→ **Task to complete**:
Report the number of lines holding "caption" in the material below, and nothing more.
-.-.-
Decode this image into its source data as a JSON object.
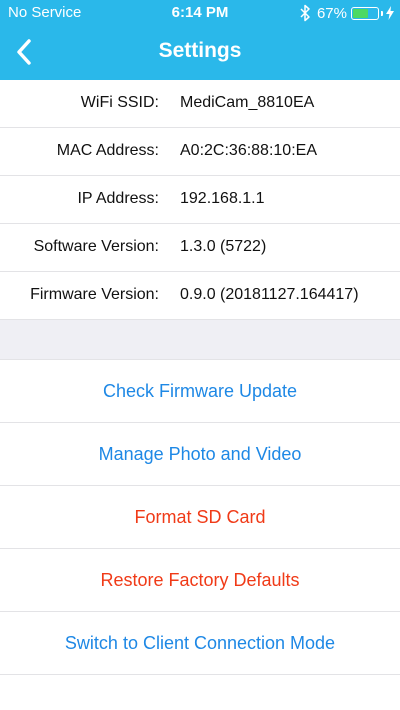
{
  "status_bar": {
    "carrier": "No Service",
    "time": "6:14 PM",
    "battery_percent": "67%",
    "battery_level": 0.67,
    "bluetooth_icon": "bluetooth-icon",
    "charging_icon": "charging-bolt-icon"
  },
  "nav": {
    "title": "Settings",
    "back_icon": "chevron-left-icon"
  },
  "info": [
    {
      "label": "WiFi SSID:",
      "value": "MediCam_8810EA"
    },
    {
      "label": "MAC Address:",
      "value": "A0:2C:36:88:10:EA"
    },
    {
      "label": "IP Address:",
      "value": "192.168.1.1"
    },
    {
      "label": "Software Version:",
      "value": "1.3.0 (5722)"
    },
    {
      "label": "Firmware Version:",
      "value": "0.9.0 (20181127.164417)"
    }
  ],
  "actions": [
    {
      "label": "Check Firmware Update",
      "color": "#1e88e5"
    },
    {
      "label": "Manage Photo and Video",
      "color": "#1e88e5"
    },
    {
      "label": "Format SD Card",
      "color": "#f03a17"
    },
    {
      "label": "Restore Factory Defaults",
      "color": "#f03a17"
    },
    {
      "label": "Switch to Client Connection Mode",
      "color": "#1e88e5"
    }
  ],
  "colors": {
    "header_bg": "#2ab8ea",
    "link_blue": "#1e88e5",
    "destructive_red": "#f03a17",
    "section_bg": "#efeff4"
  }
}
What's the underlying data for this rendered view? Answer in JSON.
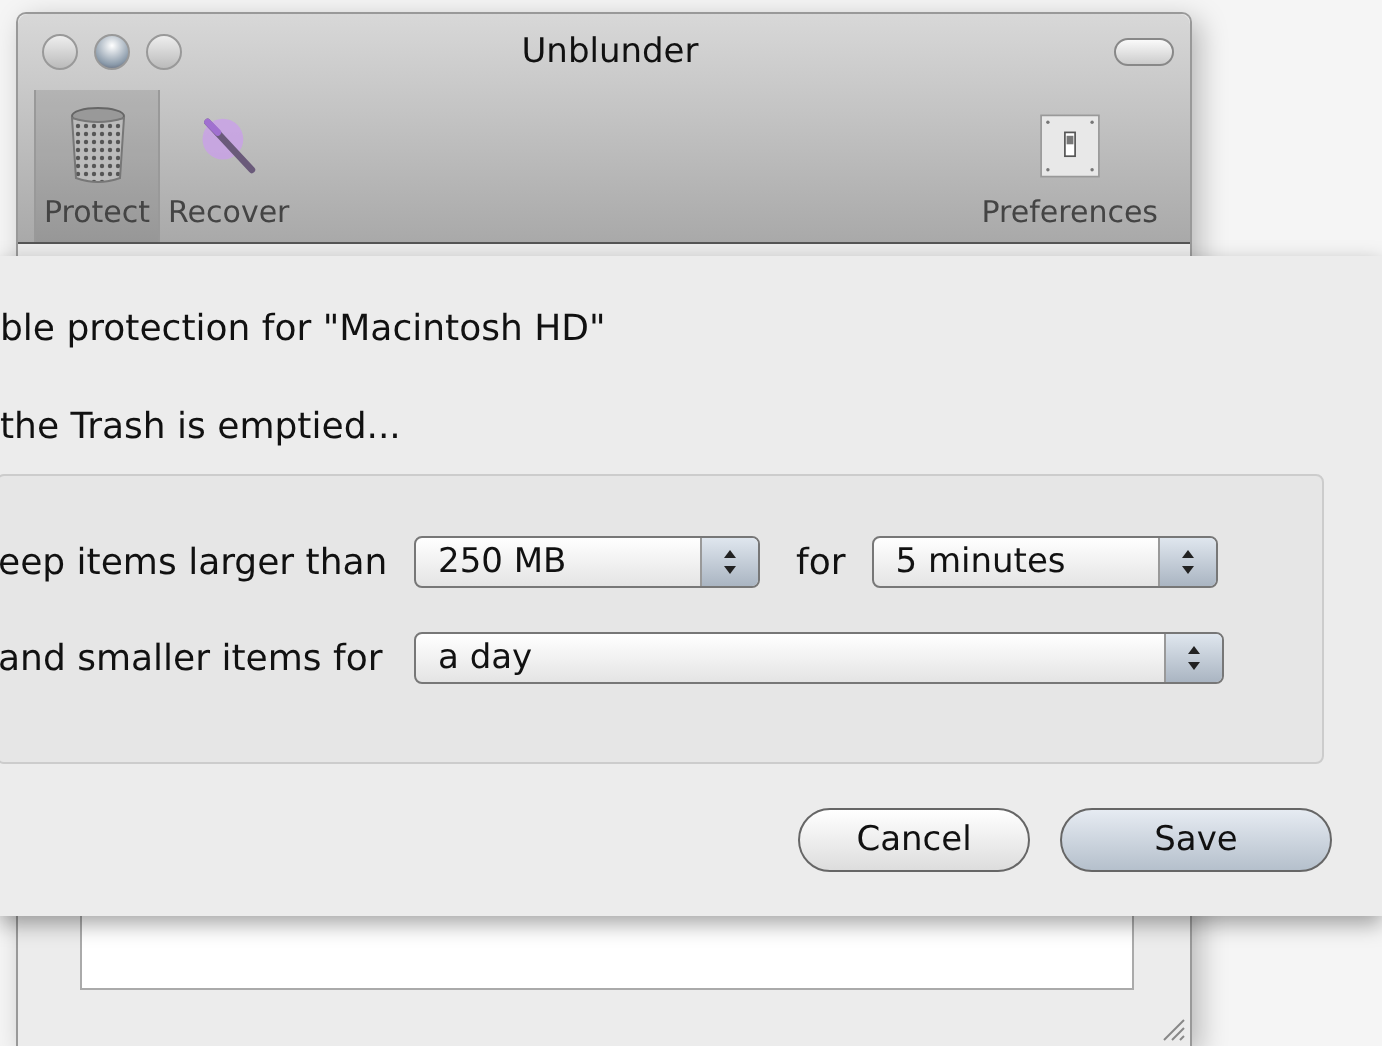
{
  "window": {
    "title": "Unblunder"
  },
  "toolbar": {
    "items": [
      {
        "label": "Protect",
        "selected": true
      },
      {
        "label": "Recover",
        "selected": false
      },
      {
        "label": "Preferences",
        "selected": false
      }
    ]
  },
  "sheet": {
    "heading": "ble protection for \"Macintosh HD\"",
    "subheading": "the Trash is emptied...",
    "rows": [
      {
        "label": "eep items larger than",
        "popups": [
          {
            "value": "250 MB"
          },
          {
            "joiner": "for",
            "value": "5 minutes"
          }
        ]
      },
      {
        "label": "and smaller items for",
        "popups": [
          {
            "value": "a day"
          }
        ]
      }
    ],
    "buttons": [
      {
        "label": "Cancel",
        "default": false
      },
      {
        "label": "Save",
        "default": true
      }
    ]
  }
}
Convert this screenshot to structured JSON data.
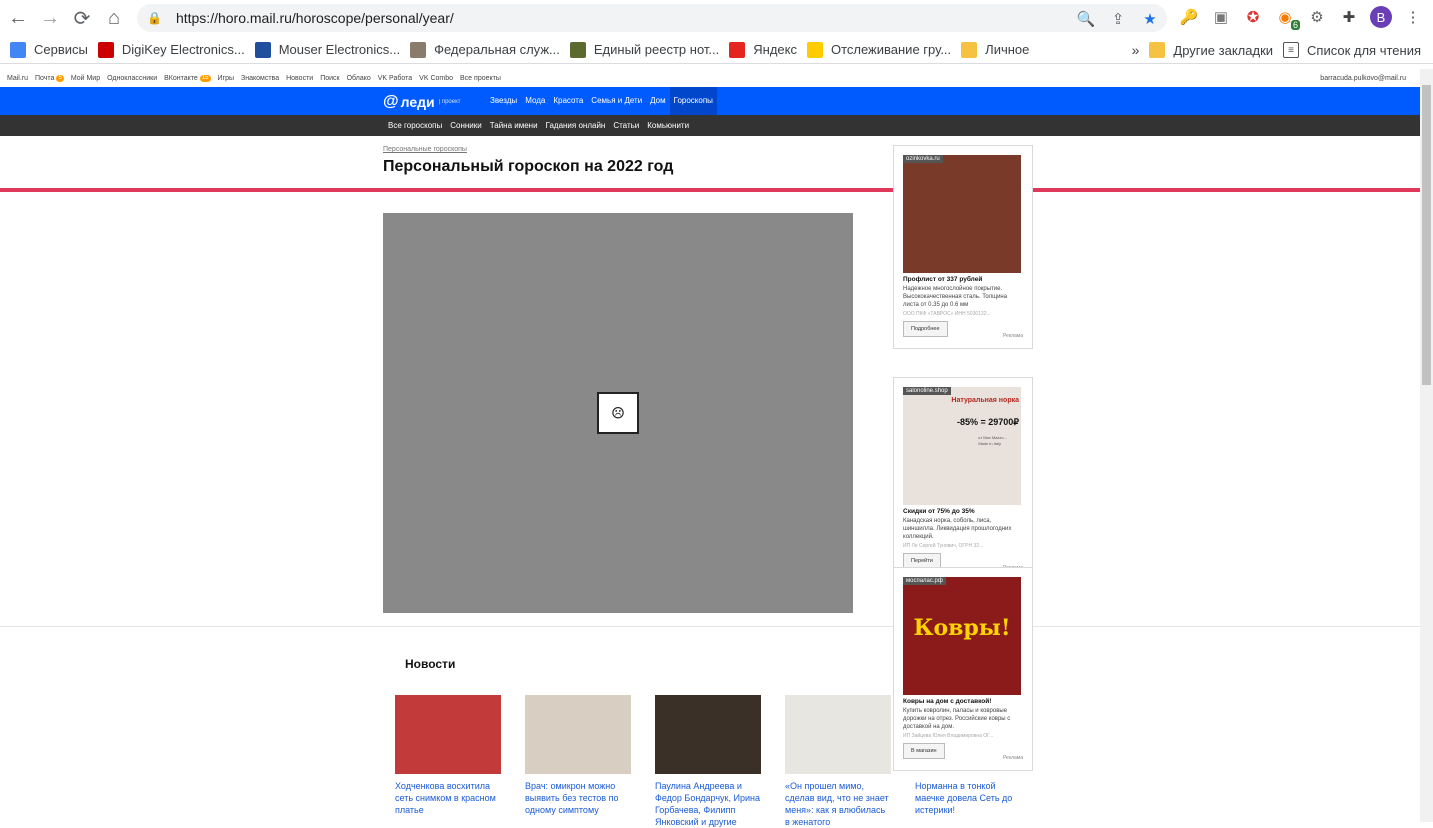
{
  "browser": {
    "url": "https://horo.mail.ru/horoscope/personal/year/",
    "profile_initial": "B",
    "extension_badge": "6",
    "bookmarks": [
      {
        "label": "Сервисы",
        "icon": "apps-grid-icon",
        "color": "#4285f4"
      },
      {
        "label": "DigiKey Electronics...",
        "icon": "digikey-icon",
        "color": "#cc0000"
      },
      {
        "label": "Mouser Electronics...",
        "icon": "mouser-icon",
        "color": "#1f4e9c"
      },
      {
        "label": "Федеральная служ...",
        "icon": "fns-icon",
        "color": "#8a7b6a"
      },
      {
        "label": "Единый реестр нот...",
        "icon": "notary-icon",
        "color": "#5b6b2f"
      },
      {
        "label": "Яндекс",
        "icon": "yandex-icon",
        "color": "#e52620"
      },
      {
        "label": "Отслеживание гру...",
        "icon": "dhl-icon",
        "color": "#ffcc00"
      },
      {
        "label": "Личное",
        "icon": "folder-icon",
        "color": "#f5c242"
      }
    ],
    "other_bookmarks": "Другие закладки",
    "reading_list": "Список для чтения"
  },
  "mailbar": {
    "items": [
      "Mail.ru",
      "Почта",
      "Мой Мир",
      "Одноклассники",
      "ВКонтакте",
      "Игры",
      "Знакомства",
      "Новости",
      "Поиск",
      "Облако",
      "VK Работа",
      "VK Combo",
      "Все проекты"
    ],
    "mail_count": "5",
    "vk_count": "15",
    "user": "barracuda.pulkovo@mail.ru"
  },
  "header": {
    "logo": "леди",
    "logo_sub": "| проект",
    "nav": [
      "Звезды",
      "Мода",
      "Красота",
      "Семья и Дети",
      "Дом",
      "Гороскопы"
    ],
    "subnav": [
      "Все гороскопы",
      "Сонники",
      "Тайна имени",
      "Гадания онлайн",
      "Статьи",
      "Комьюнити"
    ]
  },
  "page": {
    "breadcrumb": "Персональные гороскопы",
    "title": "Персональный гороскоп на 2022 год"
  },
  "news": {
    "heading": "Новости",
    "items": [
      {
        "caption": "Ходченкова восхитила сеть снимком в красном платье",
        "color": "#c23a3a"
      },
      {
        "caption": "Врач: омикрон можно выявить без тестов по одному симптому",
        "color": "#d8cfc2"
      },
      {
        "caption": "Паулина Андреева и Федор Бондарчук, Ирина Горбачева, Филипп Янковский и другие",
        "color": "#3a3028"
      },
      {
        "caption": "«Он прошел мимо, сделав вид, что не знает меня»: как я влюбилась в женатого",
        "color": "#e8e6e1"
      },
      {
        "caption": "Норманна в тонкой маечке довела Сеть до истерики!",
        "color": "#ffffff"
      }
    ]
  },
  "ads": [
    {
      "source": "ozinkovka.ru",
      "title": "Профлист от 337 рублей",
      "desc": "Надежное многослойное покрытие. Высококачественная сталь. Толщина листа от 0.35 до 0.6 мм",
      "legal": "ООО ПКФ «ТАВРОС» ИНН 5030132...",
      "button": "Подробнее",
      "label": "Реклама",
      "color": "#7a3a2a"
    },
    {
      "source": "salonoline.shop",
      "title": "Скидки от 75% до 35%",
      "desc": "Канадская норка, соболь, лиса, шиншилла. Ликвидация прошлогодних коллекций.",
      "legal": "ИП Ле Сергей Тунович, ОГРН 32...",
      "button": "Перейти",
      "label": "Реклама",
      "color": "#e9e2dc",
      "promo_top": "Натуральная норка",
      "promo_price": "-85% = 29700₽",
      "promo_small": "от Max Mazzo...",
      "promo_made": "Made in Italy"
    },
    {
      "source": "моспалас.рф",
      "title": "Ковры на дом с доставкой!",
      "desc": "Купить ковролин, паласы и ковровые дорожки на отрез. Российские ковры с доставкой на дом.",
      "legal": "ИП Зайцева Юлия Владимировна ОГ...",
      "button": "В магазин",
      "label": "Реклама",
      "color": "#8b1a1a",
      "promo": "Ковры!"
    }
  ]
}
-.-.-
→ **Written reply**:
5